**Task to carry out**
Copy the records that follow exactly as written, but not their pictures.

[App and web page records]
BEGIN
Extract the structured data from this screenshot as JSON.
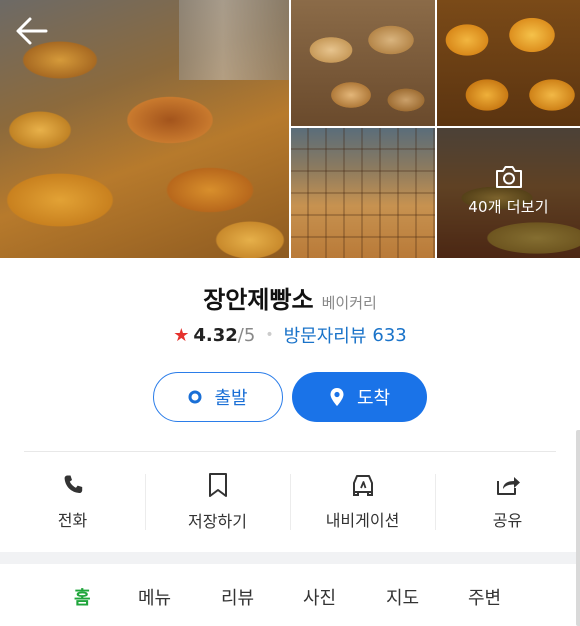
{
  "place": {
    "name": "장안제빵소",
    "category": "베이커리"
  },
  "gallery": {
    "more_label": "40개 더보기"
  },
  "rating": {
    "value": "4.32",
    "max": "/5",
    "review_link": "방문자리뷰",
    "review_count": "633"
  },
  "buttons": {
    "depart": "출발",
    "arrive": "도착"
  },
  "actions": {
    "call": "전화",
    "save": "저장하기",
    "navigate": "내비게이션",
    "share": "공유"
  },
  "tabs": [
    "홈",
    "메뉴",
    "리뷰",
    "사진",
    "지도",
    "주변"
  ],
  "colors": {
    "accent_blue": "#1a73e8",
    "review_blue": "#1a73c9",
    "active_tab_green": "#1fa53b",
    "star_red": "#e5322d"
  }
}
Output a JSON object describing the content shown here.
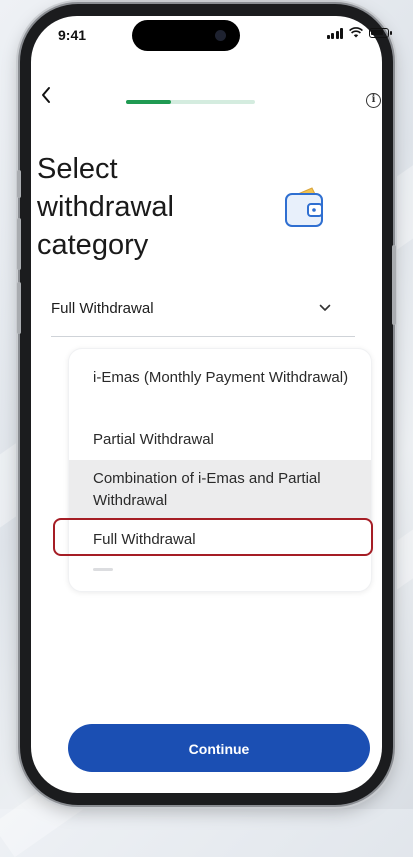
{
  "status_bar": {
    "time": "9:41"
  },
  "header": {
    "back_icon": "chevron-left-icon",
    "info_icon": "info-icon",
    "progress": 0.35
  },
  "page": {
    "title": "Select withdrawal category",
    "illustration_icon": "wallet-icon"
  },
  "category_select": {
    "selected_value": "Full Withdrawal",
    "chevron_icon": "chevron-down-icon",
    "options": [
      {
        "label": "i-Emas (Monthly Payment Withdrawal)"
      },
      {
        "label": "Partial Withdrawal"
      },
      {
        "label": "Combination of i-Emas and Partial Withdrawal"
      },
      {
        "label": "Full Withdrawal"
      }
    ]
  },
  "footer": {
    "continue_label": "Continue"
  },
  "colors": {
    "progress": "#1f9a52",
    "progress_track": "#d4ecdf",
    "primary_button": "#1b4fb3",
    "highlight_outline": "#a51d25",
    "option_highlight": "#ececed"
  }
}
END
**Reply to the exercise**
Extract the structured data from this screenshot as JSON.
{
  "place": {
    "name": "장안제빵소",
    "category": "베이커리"
  },
  "gallery": {
    "more_label": "40개 더보기"
  },
  "rating": {
    "value": "4.32",
    "max": "/5",
    "review_link": "방문자리뷰",
    "review_count": "633"
  },
  "buttons": {
    "depart": "출발",
    "arrive": "도착"
  },
  "actions": {
    "call": "전화",
    "save": "저장하기",
    "navigate": "내비게이션",
    "share": "공유"
  },
  "tabs": [
    "홈",
    "메뉴",
    "리뷰",
    "사진",
    "지도",
    "주변"
  ],
  "colors": {
    "accent_blue": "#1a73e8",
    "review_blue": "#1a73c9",
    "active_tab_green": "#1fa53b",
    "star_red": "#e5322d"
  }
}
Output a JSON object describing the content shown here.
{
  "status_bar": {
    "time": "9:41"
  },
  "header": {
    "back_icon": "chevron-left-icon",
    "info_icon": "info-icon",
    "progress": 0.35
  },
  "page": {
    "title": "Select withdrawal category",
    "illustration_icon": "wallet-icon"
  },
  "category_select": {
    "selected_value": "Full Withdrawal",
    "chevron_icon": "chevron-down-icon",
    "options": [
      {
        "label": "i-Emas (Monthly Payment Withdrawal)"
      },
      {
        "label": "Partial Withdrawal"
      },
      {
        "label": "Combination of i-Emas and Partial Withdrawal"
      },
      {
        "label": "Full Withdrawal"
      }
    ]
  },
  "footer": {
    "continue_label": "Continue"
  },
  "colors": {
    "progress": "#1f9a52",
    "progress_track": "#d4ecdf",
    "primary_button": "#1b4fb3",
    "highlight_outline": "#a51d25",
    "option_highlight": "#ececed"
  }
}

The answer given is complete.